What Betty valued most was time with her family. She leaves to cherish those memories her daughter Carol (Bill) Potter and son Brian (Kathie); grandchildren Tara (Harley) Waddell, Ryan (Allison) Potter, Colin (Melanie) Potter and Kelly Saunderson; great grandchildren Brayden and Parker Waddell and Liam and Norah Potter. She is also lovingly remembered by her brother Terry (Suzanne) McBurney and sister-in-law Jean McBurney, as well as nieces and nephews.
Betty was born to Joyce and Harriet McBurney and grew up on the family farm southeast of Hartney. Following grade 12 she went to Winnipeg to Normal School. During her years teaching and boarding in the Whitefield district she met Harvey. Following their marriage in 1945, Betty settled into life on the Saunderson family farm west of Souris and enjoyed involvement with the Whitefield-Breezelawn district and working with the Guild women. Betty took pride in homemaking and in her yard and garden. As well as being involved in her children’s activities, Betty supported and worked for her church and was also a founding member of Beta Sigma Phi in Souris.

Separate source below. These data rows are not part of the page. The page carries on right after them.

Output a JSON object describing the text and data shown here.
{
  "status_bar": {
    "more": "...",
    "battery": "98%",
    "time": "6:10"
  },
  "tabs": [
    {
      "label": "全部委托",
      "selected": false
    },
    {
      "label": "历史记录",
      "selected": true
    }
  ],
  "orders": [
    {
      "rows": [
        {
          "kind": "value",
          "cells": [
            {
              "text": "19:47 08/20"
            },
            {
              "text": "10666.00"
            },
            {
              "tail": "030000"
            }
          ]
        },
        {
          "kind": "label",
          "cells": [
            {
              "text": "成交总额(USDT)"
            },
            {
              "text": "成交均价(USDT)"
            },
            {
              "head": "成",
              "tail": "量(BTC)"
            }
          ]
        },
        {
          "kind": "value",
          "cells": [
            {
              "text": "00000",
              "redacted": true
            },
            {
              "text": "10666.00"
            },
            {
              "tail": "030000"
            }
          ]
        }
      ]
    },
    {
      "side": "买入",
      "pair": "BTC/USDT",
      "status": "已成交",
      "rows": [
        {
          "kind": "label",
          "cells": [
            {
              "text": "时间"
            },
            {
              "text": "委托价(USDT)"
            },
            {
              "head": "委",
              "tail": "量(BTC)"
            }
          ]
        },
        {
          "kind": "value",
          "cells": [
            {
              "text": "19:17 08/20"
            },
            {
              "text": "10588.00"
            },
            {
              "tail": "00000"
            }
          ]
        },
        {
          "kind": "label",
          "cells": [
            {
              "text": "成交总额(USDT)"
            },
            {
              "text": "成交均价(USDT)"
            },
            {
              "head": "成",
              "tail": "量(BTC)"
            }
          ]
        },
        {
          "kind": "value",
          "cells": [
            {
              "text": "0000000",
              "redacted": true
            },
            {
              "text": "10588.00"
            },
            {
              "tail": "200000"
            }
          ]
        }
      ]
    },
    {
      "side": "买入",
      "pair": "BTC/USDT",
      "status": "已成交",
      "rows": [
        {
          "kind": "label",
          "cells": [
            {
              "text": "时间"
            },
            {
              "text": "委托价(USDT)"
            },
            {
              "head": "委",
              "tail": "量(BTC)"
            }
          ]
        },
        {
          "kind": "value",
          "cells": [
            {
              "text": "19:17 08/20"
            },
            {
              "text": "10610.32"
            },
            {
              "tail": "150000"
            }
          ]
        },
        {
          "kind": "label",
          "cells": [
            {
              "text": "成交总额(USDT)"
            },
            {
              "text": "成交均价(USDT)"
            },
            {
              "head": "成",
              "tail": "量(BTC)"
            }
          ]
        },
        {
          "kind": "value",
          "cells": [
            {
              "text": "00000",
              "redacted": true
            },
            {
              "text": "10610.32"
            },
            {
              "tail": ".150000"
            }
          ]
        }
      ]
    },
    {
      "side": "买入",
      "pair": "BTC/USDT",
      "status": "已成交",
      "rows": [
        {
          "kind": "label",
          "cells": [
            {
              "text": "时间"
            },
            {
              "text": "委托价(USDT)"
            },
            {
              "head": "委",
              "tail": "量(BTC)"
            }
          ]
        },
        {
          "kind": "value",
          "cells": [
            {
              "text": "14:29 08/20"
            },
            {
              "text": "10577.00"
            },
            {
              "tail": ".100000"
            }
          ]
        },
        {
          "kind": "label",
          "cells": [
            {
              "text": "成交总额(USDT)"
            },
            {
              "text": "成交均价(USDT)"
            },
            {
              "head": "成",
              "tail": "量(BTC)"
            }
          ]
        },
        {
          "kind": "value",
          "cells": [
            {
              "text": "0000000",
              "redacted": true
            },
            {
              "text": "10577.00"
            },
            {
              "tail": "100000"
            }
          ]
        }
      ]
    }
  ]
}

The continuing involvement and friendship with her “sorority sisters” remained a special part of her life.
Betty and Harvey enjoyed their Souris retirement years, many in their home overlooking Plum Creek. Retirement allowed time for them to be active volunteers at Hillcrest Museum and to enjoy square dancing. They spent a number of winters in Weslaco Texas where they made many new friends. Other valued times were spent closer to home in their motor home, camping in spots in Manitoba with friends, and often with grandchildren.
Betty lived with Parkinson’s disease for over 20 years. She bravely continued with her activities for as long as she could but eventually the disease robbed her of most abilities. For her last seven years Betty was a resident of Souris Personal Care Home and the family wishes to thank Dr. Cram and the staff at PCH for the care and support she received.
A memorial service was held on Saturday, May 13, 2017 at St. Paul’s United Church in Souris. If friends and family so desire donations can be made to Hillcrest Museum Souris or to the Parkinson Society Manitoba.